Debussy published in 1915 the Six Épigraphes antiques for four-hands piano (as well as a version for two-hands piano) written from the themes of an incidental music composed 15 years earlier. This music was meant to accompany the recita- tion of the Chansons de Bilitis of his friend Pierre Louÿs and should not be mistaken with the 3 eponymous songs.
In 1990, I had the idea – after many others! – to write an instrumental version of these Épigraphes for the teachers of the National School of Music in Chalon-sur-Saône, of which I was then director. I obtained the score of the original inci- dental music, very much different from the Épigraphes for it is constituted of short fragments written for 5 instruments: 2 flutes, 2 harps and celesta.
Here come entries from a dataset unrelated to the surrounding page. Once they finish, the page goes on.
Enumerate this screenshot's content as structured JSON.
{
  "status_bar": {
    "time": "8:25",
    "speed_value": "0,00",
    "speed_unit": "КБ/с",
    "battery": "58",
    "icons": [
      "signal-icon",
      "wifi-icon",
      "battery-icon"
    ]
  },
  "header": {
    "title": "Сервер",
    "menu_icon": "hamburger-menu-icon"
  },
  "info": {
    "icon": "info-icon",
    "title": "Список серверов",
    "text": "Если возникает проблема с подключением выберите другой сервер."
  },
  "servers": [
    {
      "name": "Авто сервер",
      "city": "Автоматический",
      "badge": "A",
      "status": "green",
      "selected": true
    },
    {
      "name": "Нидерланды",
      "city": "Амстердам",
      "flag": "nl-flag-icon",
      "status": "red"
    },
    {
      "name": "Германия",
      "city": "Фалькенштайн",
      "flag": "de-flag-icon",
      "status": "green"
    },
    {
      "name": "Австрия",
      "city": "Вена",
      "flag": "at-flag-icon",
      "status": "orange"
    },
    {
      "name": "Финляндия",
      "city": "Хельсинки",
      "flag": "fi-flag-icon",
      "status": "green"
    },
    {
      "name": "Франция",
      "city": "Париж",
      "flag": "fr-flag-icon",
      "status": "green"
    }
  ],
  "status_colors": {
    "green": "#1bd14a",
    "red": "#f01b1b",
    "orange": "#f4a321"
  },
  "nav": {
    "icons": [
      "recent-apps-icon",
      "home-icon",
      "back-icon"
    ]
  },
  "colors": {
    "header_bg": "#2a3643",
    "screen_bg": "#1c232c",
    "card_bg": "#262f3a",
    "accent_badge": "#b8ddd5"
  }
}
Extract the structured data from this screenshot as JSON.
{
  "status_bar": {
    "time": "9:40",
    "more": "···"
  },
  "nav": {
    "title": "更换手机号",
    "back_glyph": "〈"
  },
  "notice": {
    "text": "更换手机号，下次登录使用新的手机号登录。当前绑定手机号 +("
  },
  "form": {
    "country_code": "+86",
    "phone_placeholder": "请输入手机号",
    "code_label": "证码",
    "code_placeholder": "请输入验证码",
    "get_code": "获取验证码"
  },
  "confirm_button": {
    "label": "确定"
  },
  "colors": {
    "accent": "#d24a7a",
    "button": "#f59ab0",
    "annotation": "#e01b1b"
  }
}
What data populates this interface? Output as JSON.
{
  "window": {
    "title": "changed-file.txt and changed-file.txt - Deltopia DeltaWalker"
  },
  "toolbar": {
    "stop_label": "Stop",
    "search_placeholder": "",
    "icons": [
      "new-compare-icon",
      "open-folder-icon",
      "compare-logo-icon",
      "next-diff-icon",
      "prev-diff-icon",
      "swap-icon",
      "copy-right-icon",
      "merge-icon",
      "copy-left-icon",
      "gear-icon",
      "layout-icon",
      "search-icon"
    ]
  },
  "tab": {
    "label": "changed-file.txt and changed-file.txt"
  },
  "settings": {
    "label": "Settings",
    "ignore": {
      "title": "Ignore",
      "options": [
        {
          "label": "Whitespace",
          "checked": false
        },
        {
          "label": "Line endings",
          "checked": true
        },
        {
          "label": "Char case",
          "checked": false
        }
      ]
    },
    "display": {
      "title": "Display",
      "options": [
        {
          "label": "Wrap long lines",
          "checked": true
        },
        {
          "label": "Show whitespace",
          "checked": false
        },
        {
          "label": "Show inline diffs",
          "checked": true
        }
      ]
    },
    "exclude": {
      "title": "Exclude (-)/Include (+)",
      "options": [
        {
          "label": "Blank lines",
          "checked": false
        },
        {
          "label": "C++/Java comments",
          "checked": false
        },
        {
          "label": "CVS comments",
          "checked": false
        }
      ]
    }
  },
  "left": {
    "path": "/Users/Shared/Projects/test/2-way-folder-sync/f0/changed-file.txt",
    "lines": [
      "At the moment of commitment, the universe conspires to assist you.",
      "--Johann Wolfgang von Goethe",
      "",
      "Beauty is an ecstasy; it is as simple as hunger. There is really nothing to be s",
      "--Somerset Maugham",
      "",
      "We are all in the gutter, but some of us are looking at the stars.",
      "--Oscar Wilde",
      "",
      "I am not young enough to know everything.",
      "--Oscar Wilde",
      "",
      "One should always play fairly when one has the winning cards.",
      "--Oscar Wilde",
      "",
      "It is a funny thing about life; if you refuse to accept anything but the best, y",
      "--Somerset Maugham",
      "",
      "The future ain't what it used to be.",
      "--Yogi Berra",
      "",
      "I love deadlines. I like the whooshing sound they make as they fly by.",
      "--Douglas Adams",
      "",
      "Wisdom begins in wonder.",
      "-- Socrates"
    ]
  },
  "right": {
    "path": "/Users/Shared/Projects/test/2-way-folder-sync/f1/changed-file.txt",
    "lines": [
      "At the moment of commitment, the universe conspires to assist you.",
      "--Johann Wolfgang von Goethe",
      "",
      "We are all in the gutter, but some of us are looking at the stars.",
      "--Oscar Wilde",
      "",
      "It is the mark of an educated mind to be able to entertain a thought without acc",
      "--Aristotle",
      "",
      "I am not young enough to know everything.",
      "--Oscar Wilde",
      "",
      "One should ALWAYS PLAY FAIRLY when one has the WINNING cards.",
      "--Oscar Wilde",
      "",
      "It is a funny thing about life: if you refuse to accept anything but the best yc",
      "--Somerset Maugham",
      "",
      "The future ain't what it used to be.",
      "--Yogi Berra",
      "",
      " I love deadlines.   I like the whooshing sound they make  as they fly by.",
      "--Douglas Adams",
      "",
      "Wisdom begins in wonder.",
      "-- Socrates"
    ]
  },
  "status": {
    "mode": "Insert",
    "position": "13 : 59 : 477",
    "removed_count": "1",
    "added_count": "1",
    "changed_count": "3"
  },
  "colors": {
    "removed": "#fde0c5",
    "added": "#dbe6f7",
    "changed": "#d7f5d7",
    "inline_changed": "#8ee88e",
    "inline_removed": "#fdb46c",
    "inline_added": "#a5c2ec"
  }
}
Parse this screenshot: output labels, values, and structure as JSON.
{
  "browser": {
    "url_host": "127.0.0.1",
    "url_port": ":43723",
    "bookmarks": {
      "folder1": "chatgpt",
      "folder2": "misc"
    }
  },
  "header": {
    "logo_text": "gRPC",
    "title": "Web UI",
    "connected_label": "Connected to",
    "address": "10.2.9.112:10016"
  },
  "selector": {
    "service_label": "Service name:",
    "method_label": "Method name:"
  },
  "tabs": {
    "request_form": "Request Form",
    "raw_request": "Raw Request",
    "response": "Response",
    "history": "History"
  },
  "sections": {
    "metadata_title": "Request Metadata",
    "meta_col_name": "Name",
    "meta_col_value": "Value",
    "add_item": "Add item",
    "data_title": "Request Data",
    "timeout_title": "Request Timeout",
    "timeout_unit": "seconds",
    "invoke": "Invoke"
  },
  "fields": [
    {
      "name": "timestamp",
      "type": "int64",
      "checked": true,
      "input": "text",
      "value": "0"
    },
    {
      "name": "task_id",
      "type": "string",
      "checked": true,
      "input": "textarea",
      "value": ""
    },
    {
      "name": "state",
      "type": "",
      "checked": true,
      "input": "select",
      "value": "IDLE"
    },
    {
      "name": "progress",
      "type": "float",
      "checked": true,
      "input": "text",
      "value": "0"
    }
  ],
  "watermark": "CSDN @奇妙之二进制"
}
It confirmed my first idea to use 2 flutes and a harp, and I completed the instrumentation with a soloist string quintet and other wind instruments that the piano version seemed to suggest in terms of colour: oboe, clarinet, bassoon and horn.
In my opinion, the transcription is not an appropriation but rather some sort of reading and interpretation of a text that one finds moving: in this case, it is an attempt to explicit the colours existing behind the “black and white” of the piano keyboard!
(translation Philippe Do)
2 flûtes, hautbois, clarinette, basson, cor, harpe, 2 violons, alto, violoncelle, contrebasse
Table of content
1. Pour invoquer Pan, dieu du vent d’ été
2. Pour un tombeau sans nom
3. Pour que la nuit soit propice
4. Pour la danseuse aux crotales
5. Pour l’Égyptienne
6. Pour remercier la pluie du matin